Protectors of early democracy were also complicit their carelessness of it. Early settlers were no strangers to slavery, religious intolerance or their own conspiracies. (Do the Salem Witch Trials ring a bell?) Even as we told ourselves we believed the best in each other, we decimated the original American peoples, elbowing them to the side as we made this place our own. And of course we needed help building it, so we shipped in cargos of humans from another continent, excusing our travesty through generations as right and just. Many still do.
Through generations past, we were afraid that evil lurked in every corner, ready to spirit the country away to the dark side, when we ourselves had a lot to spare. Today both little — and everything has changed. Instead of banning together for common cause, we are splintered and divided by wealth, race and ideology. White identity has co-opted large segments of our culture. Fueled by political fevers, it has given birth to crazed conspiracy theories that once would have shocked us in their bizarre idiocy. Instead, we now watch as belief multiplies in the bringing back of the ‘true’ America, comprised of prejudice, entitlement, banned books and twisted history.
In the past, every successive group of immigrants was ‘welcomed’ to our shoreseven as none escaped their time in the barrel. Neither culture, religion, color of skin or variation of language spared them from often violent discrimination. But nothing in our American history has been as blatant, or filled with dangerous mass hypnosis and hysteria over complete untruths, as what we are living through right now.
We’ve survived war, both on our soil and across the pond, yet now face enemies from within, often our own neighbor. The threat is so insidious, it grows in plain sight of our rose colored glasses. Conspiracy theories proliferate about cabals, satanism and the return of JFK, while we ignore clear and present danger of conscious insanity. When encouraged violence escalates every day, in both overt and subtle ways throughout this land, destruction of our lofty experiment may hit its mark. And, if it does, our American Democracy will finally twist into a bizarre holograph of itself, living only in wistful memory.
“All of us share this world for but a brief moment in time. The question is whether we spend that time focused on what pushes us apart, or whether we commit ourselves to an effort — a sustained effort — to find common ground, to focus on the future we seek for our children, and to respect the dignity of all human beings.” Barack Obama
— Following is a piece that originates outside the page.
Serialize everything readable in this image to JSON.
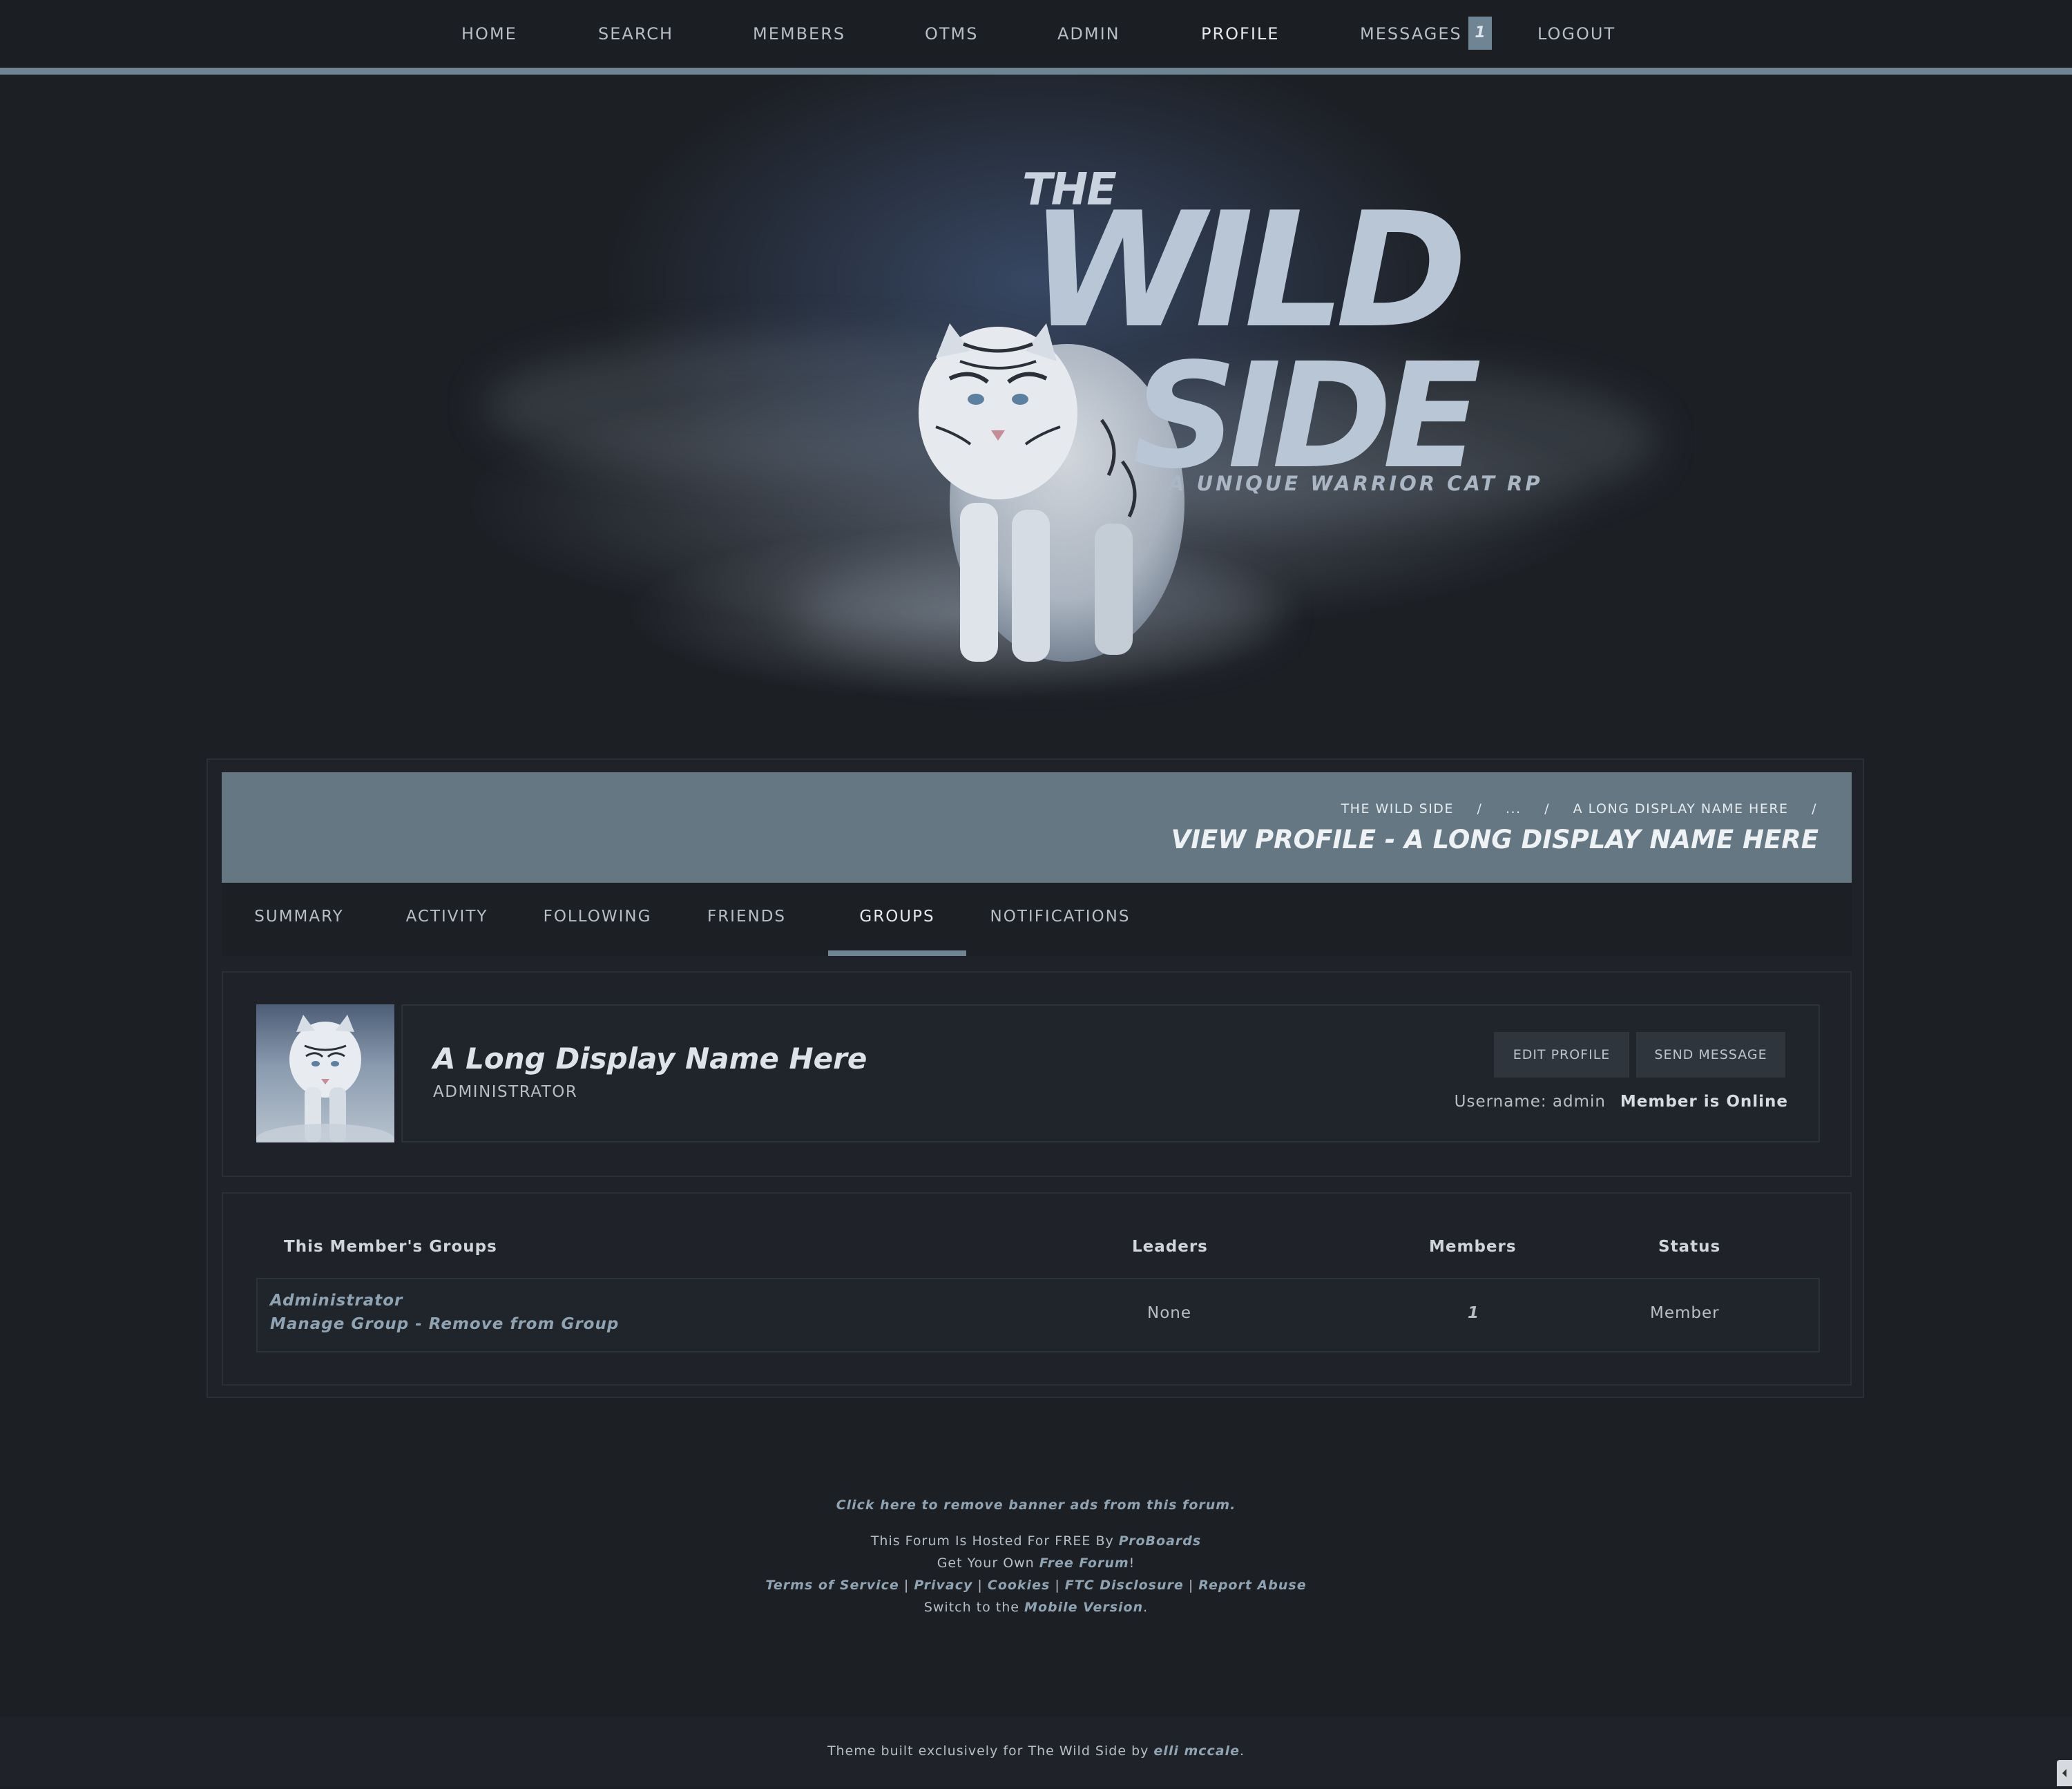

How we can still insist we are a ‘nation under God’, I can’t imagine. I imagine He’s none too pleased at the moment. Sanctimonious people, spouting His name, while acting ANYTHING but ‘Christian’ must piss Him off a tad. Yet, we continue, even escalate our prejudice, and unconscionable policies. We encourage homegrown militias to fight fellow citizens on behalf of a lie of giant proportions and its originator. I may be crazy but wouldn’t it seem a bit more sensible to make some peaceful renovations, rather than gut the entire democracy and take it down to the studs?
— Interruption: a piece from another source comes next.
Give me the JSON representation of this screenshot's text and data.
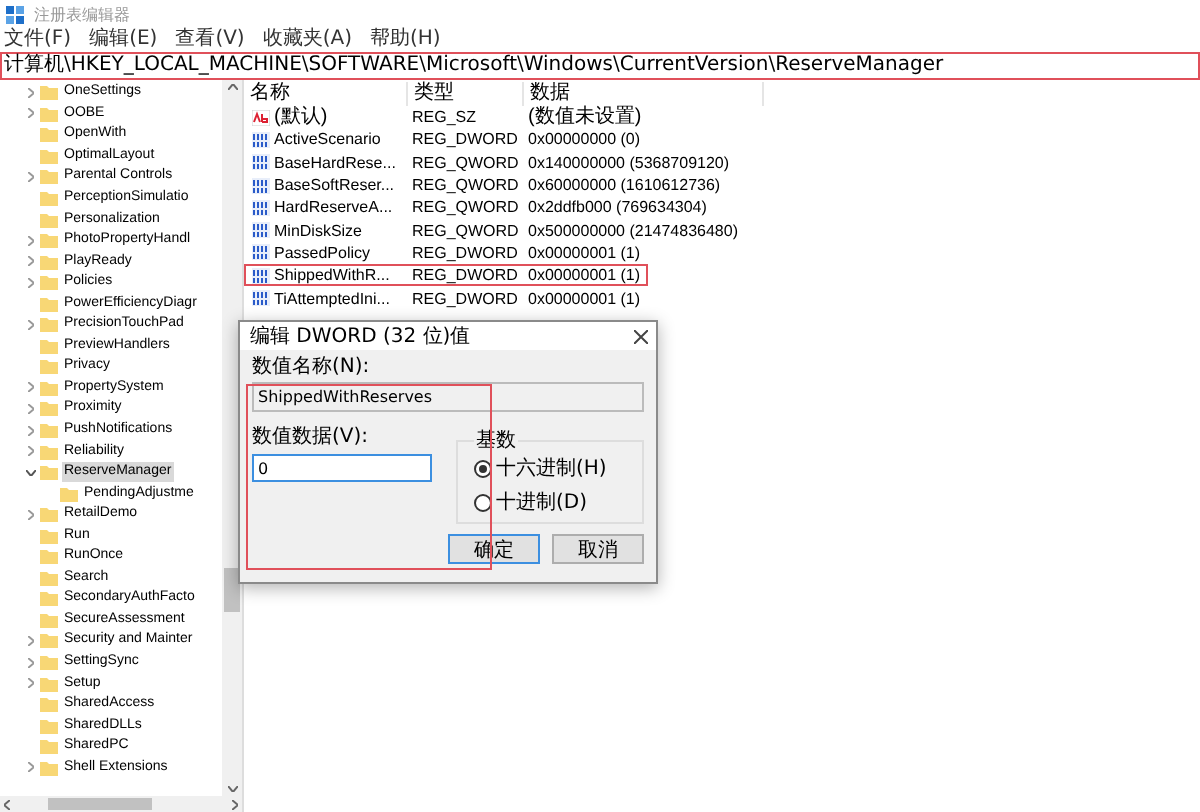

Is American still a beacon, as Reagan once said, to ‘all who must have freedom‘ or just a mirage? As a country, we throw more shade than shine today and, right now, the world stands witness to the crisis, not the triumph of America. The pandemic, inflation, and chaos of a former leader, hell bent on keeping office by any means, demands at least several nervous bags of popcorn. In the end, there’s nothing magical about a shining city. It doesn’t light itself. It can only glow by the good will, morals and cooperation of its inhabitants.
Please keep the lights on, peeps.
“Because for all our differences, we are one people, stronger together than we could ever be alone. That’s always been our story. We are big and vast and diverse; a nation of people with different backgrounds and beliefs, different experiences and stories, but bound by our shared ideal that no matter who you are or what you look like, how you started off, or how and who you love, America is a place where you can write your own destiny.” Supreme Court on Marriage Equality